In the mid-1930s, as the Communist Party in the United States attempted to navigate a complex process of self-definition, the inclusion of women in politics reflected the Party’s negotiations with regards to group identity. While working women during this time underwent their own process of self-realization, the Communist Party used them largely as a symbol for party values, and a yardstick by which to measure progress. In these issues published between 1929 and 2937, of which this is the last, the contradiction between emerging Communist ideals and traditions of sexism in the United States can be seen.

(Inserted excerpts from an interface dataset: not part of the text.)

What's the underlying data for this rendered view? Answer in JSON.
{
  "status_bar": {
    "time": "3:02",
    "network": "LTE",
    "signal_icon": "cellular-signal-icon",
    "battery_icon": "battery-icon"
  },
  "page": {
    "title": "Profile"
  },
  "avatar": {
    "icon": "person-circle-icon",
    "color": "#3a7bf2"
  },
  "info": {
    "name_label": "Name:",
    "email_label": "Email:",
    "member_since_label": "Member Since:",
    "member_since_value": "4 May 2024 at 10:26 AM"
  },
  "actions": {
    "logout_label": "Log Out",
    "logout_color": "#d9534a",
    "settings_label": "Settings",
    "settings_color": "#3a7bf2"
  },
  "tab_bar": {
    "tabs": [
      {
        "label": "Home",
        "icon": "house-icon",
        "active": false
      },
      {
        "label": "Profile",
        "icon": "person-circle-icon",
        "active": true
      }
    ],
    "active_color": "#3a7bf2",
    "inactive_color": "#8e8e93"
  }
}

The Art Front was a magazine first published by the Artists Union of New York as a response to Nelson Rockefeller’s destruction of a mural by Diego Rivera in 1934. Politically, the Artists Union and the magazine were aligned with the Communist Party in the United States, and the Union emerged largely as a way to provide financial relief for artists during the Great Depression Era. The magazine itself consisted of just 25 issues, and was created by just 16 writers. This issue was the last of the 25, published in 1937. The three articles in it cover the intersection of art and politics in China, a “revival” in printmaking, and the Labor Pavillion at the upcoming World Fair